By the time George died in 1940, Henry had begun to reject Augusta's warped view of the world. He had even taken to bad-mouthing her within earshot of his mortified brother. In March of 1944, the brothers found themselves in the middle of a brush fire on the farm. When Gein ran to get the police, he told them he had lost sight of Henry, but then led them directly to his brother's corpse. Although there was evidence Henry had suffered blunt trauma to the head, police decided he died of asphyxiation while fighting the fire.
What little holds Ed had left on rational behavior and reality were lost when, on December 29, 1945, Augusta died of cancer. At the funeral, the 39-year old sobbed uncontrollably, utterly devastated. Ed had grown up terrified of human contact, especially women; he never dated, and was almost certainly a virgin. While she sometimes berated him for being a failure like his father, more often than not, Augusta nurtured the bizarre, Oedipal devotion she had planted into his psyche decades ago. She would talk softly to Ed, tell him that he was a "good boy", and let him sleep with her. Police would later find every room in the Gein house a filthy mess, save for the sitting room and Augusta's bedroom, which Ed had kept spotless in homage to her.
Police investigating the disappearance of a store clerk named Bernice Worden in Plainfield, Wisconsin on November 16, 1957 suspected Gein to be involved. Upon entry to the shed on his property, they discovered Wordon's corpse, decapitated, hanging upside down by the ankles and split open down the torso like a deer. The mutilations had been performed post mortem; she had been killed with a close-range rifle blast.
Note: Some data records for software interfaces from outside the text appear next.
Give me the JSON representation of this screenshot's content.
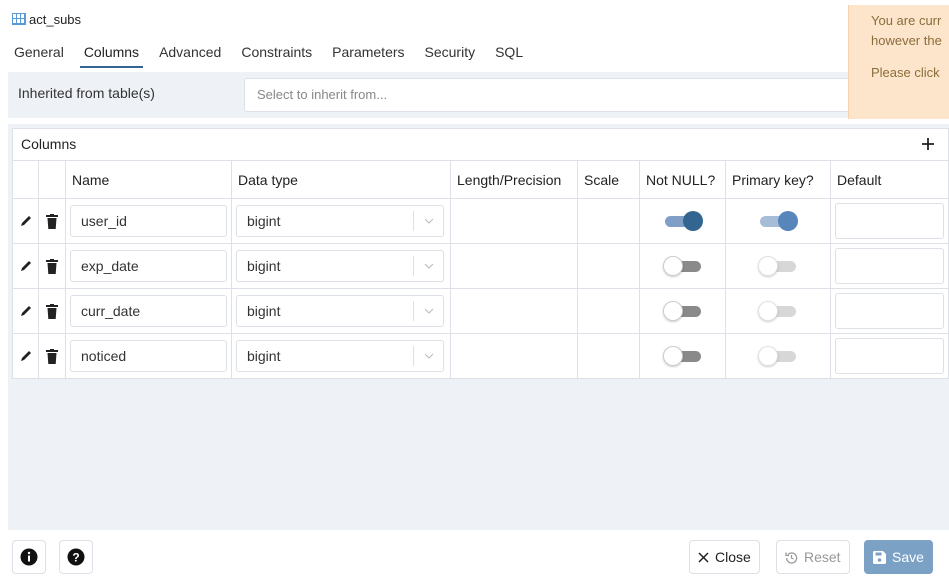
{
  "window": {
    "title": "act_subs",
    "icon": "table-icon"
  },
  "tabs": [
    {
      "label": "General",
      "active": false
    },
    {
      "label": "Columns",
      "active": true
    },
    {
      "label": "Advanced",
      "active": false
    },
    {
      "label": "Constraints",
      "active": false
    },
    {
      "label": "Parameters",
      "active": false
    },
    {
      "label": "Security",
      "active": false
    },
    {
      "label": "SQL",
      "active": false
    }
  ],
  "inherit": {
    "label": "Inherited from table(s)",
    "placeholder": "Select to inherit from..."
  },
  "notice": {
    "line1": "You are curr",
    "line2": "however the",
    "line3": "Please click"
  },
  "columns_grid": {
    "title": "Columns",
    "headers": {
      "name": "Name",
      "data_type": "Data type",
      "length": "Length/Precision",
      "scale": "Scale",
      "not_null": "Not NULL?",
      "primary_key": "Primary key?",
      "default": "Default"
    },
    "rows": [
      {
        "name": "user_id",
        "type": "bigint",
        "not_null": true,
        "primary_key": true
      },
      {
        "name": "exp_date",
        "type": "bigint",
        "not_null": false,
        "primary_key": false
      },
      {
        "name": "curr_date",
        "type": "bigint",
        "not_null": false,
        "primary_key": false
      },
      {
        "name": "noticed",
        "type": "bigint",
        "not_null": false,
        "primary_key": false
      }
    ]
  },
  "footer": {
    "info_icon": "info-icon",
    "help_icon": "help-icon",
    "close_label": "Close",
    "reset_label": "Reset",
    "save_label": "Save"
  },
  "colors": {
    "accent": "#326690",
    "save_button": "#7ba1c5",
    "notice_bg": "#fde5cc",
    "panel_bg": "#eef1f5"
  }
}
Searching the house, authorities found severed heads acting as bedposts in the bedroom, skin used to make lampshades and chair seats, skullcaps made into soup bowls, a human heart in a brown paper bag beside the stove (often mistakenly believed to have been found in the frying pan), a necklace of human lips, a waistcoat made up of a vagina and breasts, and many more items fashioned from the parts of human bodies including a belt fashioned from nipples. Above all, Ed Gein's most infamous creation was an entire wardrobe fabricated of human skin consisting of: leggings, a gutted torso (including breasts) and an array of tanned, dead skin masks that looked leathery and almost mummified. All of these items were confirmed to be used as props for his late night rituals, in which Gein would dress himself as a woman and dance beneath the moonlight while banging pots and pans.
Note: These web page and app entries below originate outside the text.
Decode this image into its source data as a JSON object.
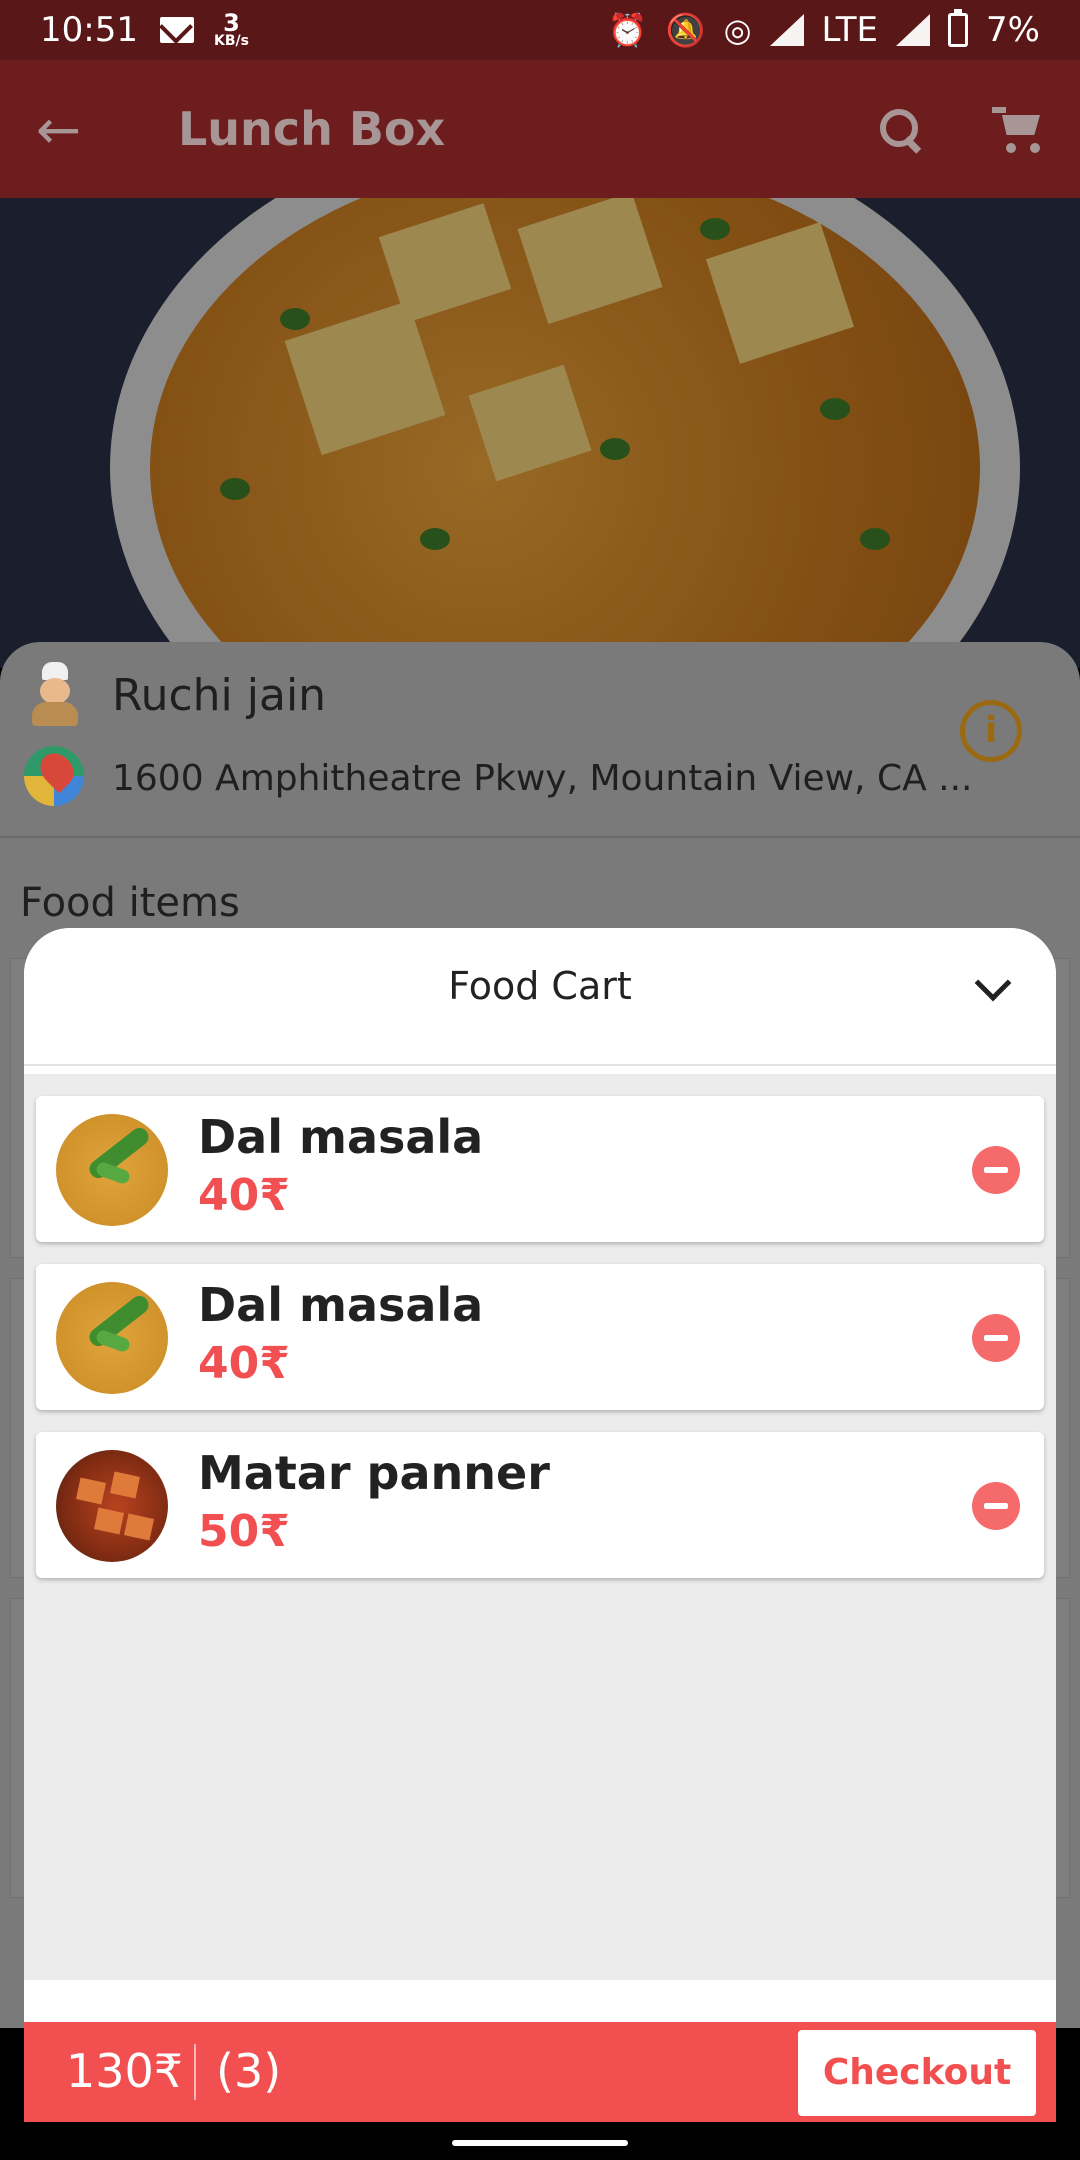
{
  "status_bar": {
    "time": "10:51",
    "data_rate_value": "3",
    "data_rate_unit": "KB/s",
    "network": "LTE",
    "battery": "7%"
  },
  "app_bar": {
    "title": "Lunch Box",
    "back_icon": "arrow-back-icon",
    "search_icon": "search-icon",
    "cart_icon": "shopping-cart-icon"
  },
  "chef": {
    "name": "Ruchi jain",
    "address": "1600 Amphitheatre Pkwy, Mountain View, CA ...",
    "info_symbol": "i"
  },
  "food_section": {
    "title": "Food items"
  },
  "cart": {
    "title": "Food Cart",
    "items": [
      {
        "name": "Dal masala",
        "price": "40₹",
        "image": "dal"
      },
      {
        "name": "Dal masala",
        "price": "40₹",
        "image": "dal"
      },
      {
        "name": "Matar panner",
        "price": "50₹",
        "image": "paneer"
      }
    ],
    "total": "130₹",
    "count": "(3)",
    "checkout_label": "Checkout"
  },
  "colors": {
    "accent": "#f25050",
    "app_bar": "#6d1d1d",
    "status_bar": "#5a1717"
  }
}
Under questionning, Gein freely admitted that he would dig up the graves of recently buried middle-aged women he thought resembled his mother and take the bodies home where he tanned their skin to make his macabre possessions. He also practiced cannibalism, devouring pieces of the exhumed corpses; Gein believed that by eating pieces of the women, he could keep his mother's soul alive inside his own body. Gein also participated in a stunted form of necrophilia, achieving sexual pleasure by playing with the mutilated sexual organs of corpses. After he began to practice cannibalism, Gein occasionally assumed his mother's identity and would carry on conversations with himself in a falsetto voice. During interrogation, Gein also admitted to the murder by shooting of Mary Hogan, a local tavern employee who had been missing since 1954.
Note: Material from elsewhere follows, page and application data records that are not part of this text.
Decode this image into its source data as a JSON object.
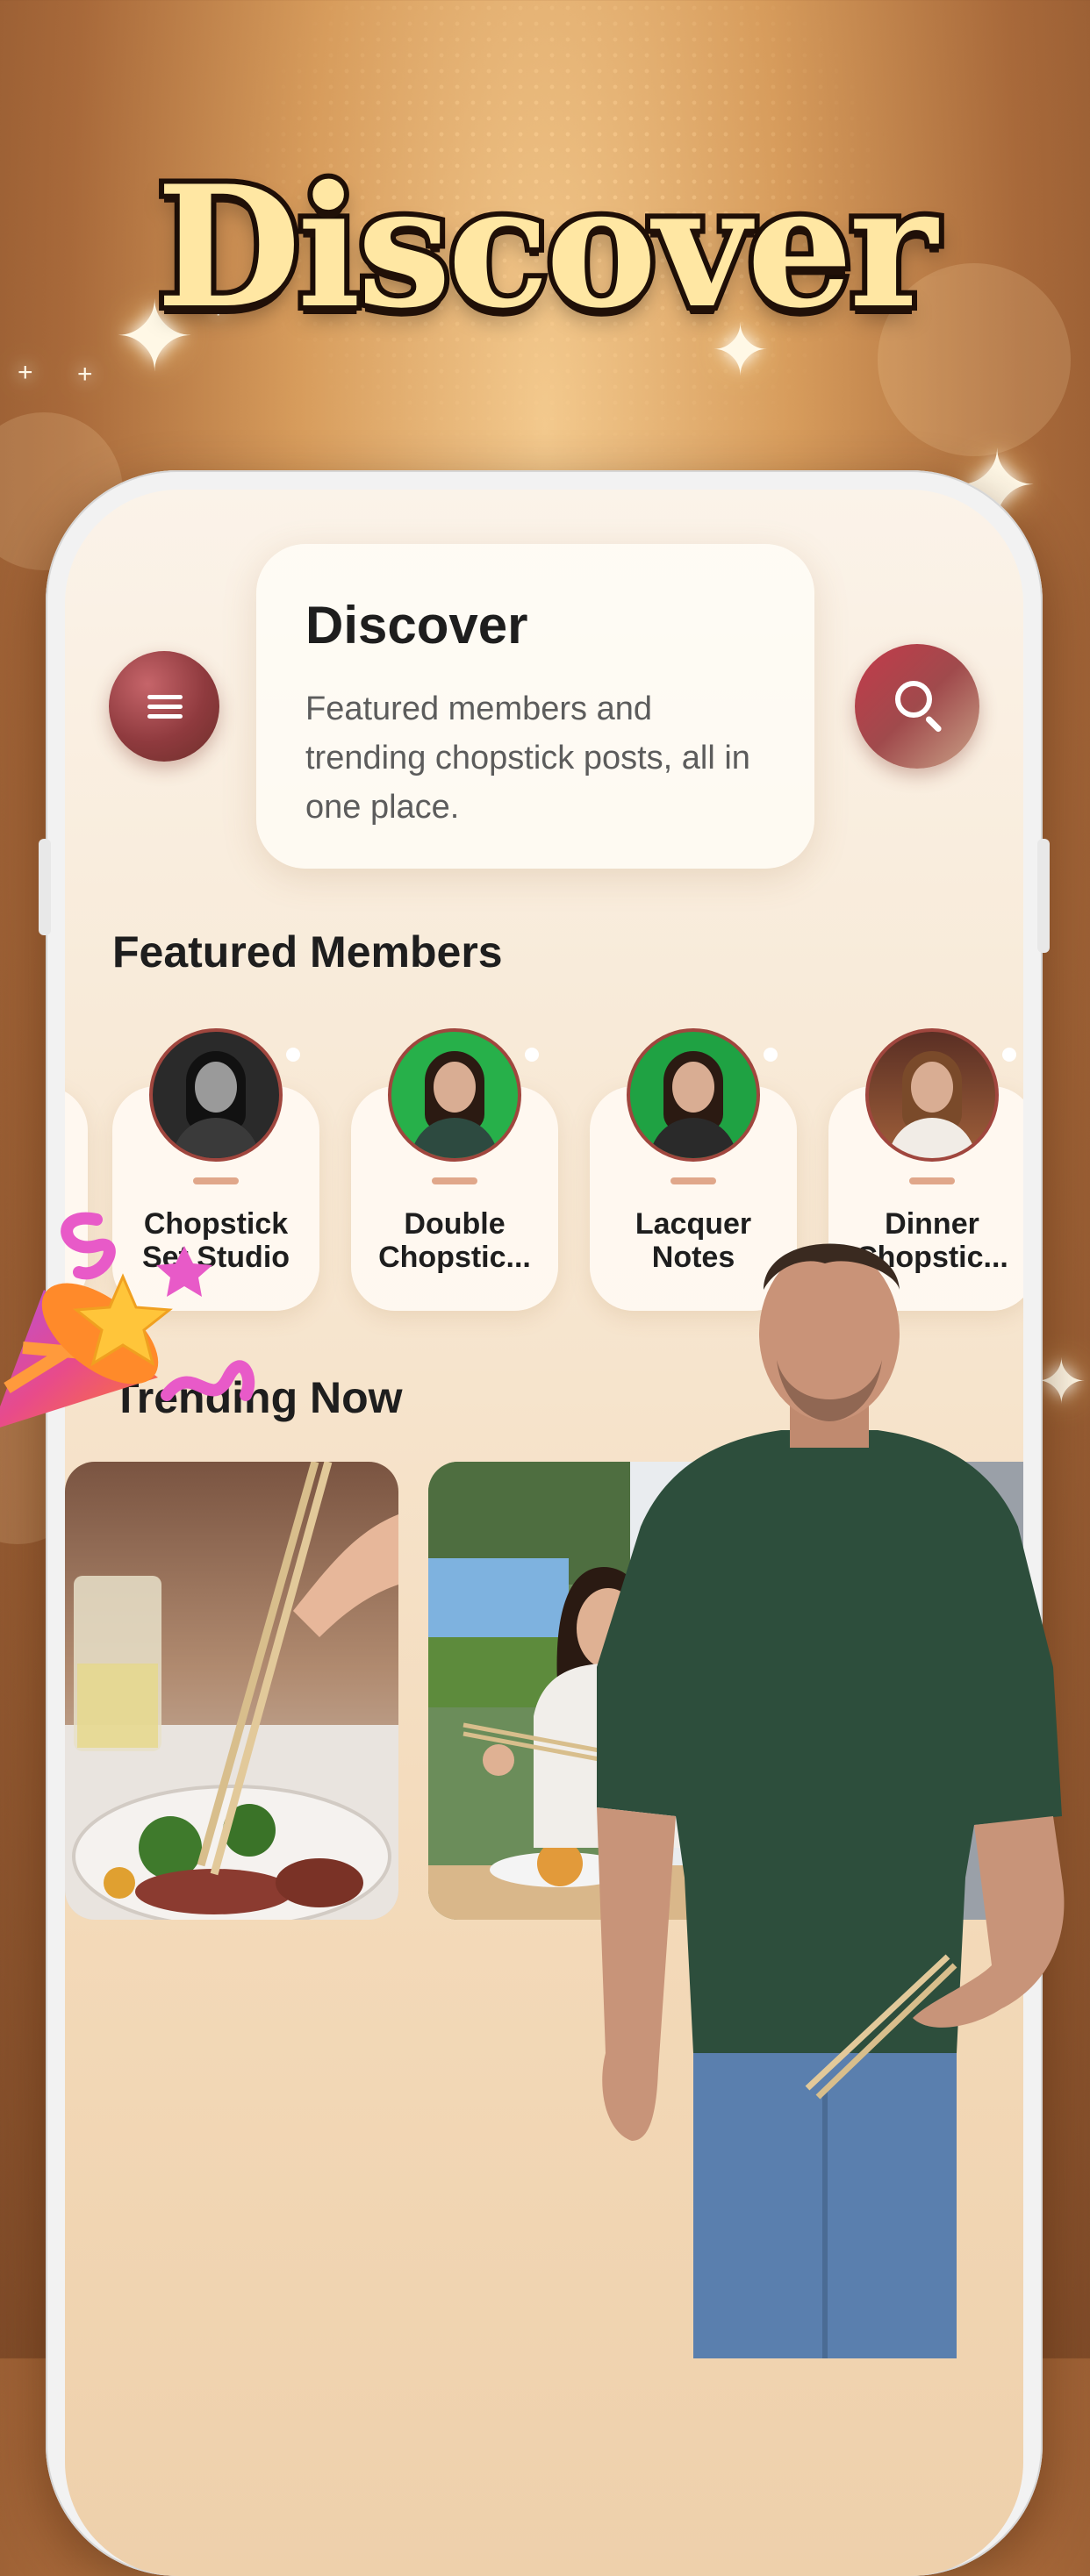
{
  "hero": {
    "title": "Discover"
  },
  "header": {
    "title": "Discover",
    "subtitle": "Featured members and trending chopstick posts, all in one place."
  },
  "featured": {
    "title": "Featured Members",
    "members": [
      {
        "name": "Chopstick\nSet Studio",
        "photo": "black-and-white portrait"
      },
      {
        "name": "Double\nChopstic...",
        "photo": "green-background portrait"
      },
      {
        "name": "Lacquer\nNotes",
        "photo": "green-background portrait eating"
      },
      {
        "name": "Dinner\nChopstic...",
        "photo": "restaurant portrait"
      }
    ]
  },
  "trending": {
    "title": "Trending Now",
    "posts": [
      {
        "photo": "chopsticks lifting food from plate with drink"
      },
      {
        "photo": "woman eating with chopsticks at outdoor table"
      }
    ]
  },
  "icons": {
    "menu": "hamburger-menu-icon",
    "search": "search-icon"
  },
  "colors": {
    "accent": "#9b3a3e",
    "background": "#d79c5c",
    "title_fill": "#ffe7a3",
    "title_outline": "#201008"
  }
}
Gein was pronounced insane and spent the rest of his life in a mental institution where he died in 1984 of natural causes. He was buried in the graveyard he had spent much of his life desecrating.
Vandalism to Ed's grave site near his parents' included many years of stone pieces chipped off for souveniers until his gravestone was finally stolen. His grave is now unmarked.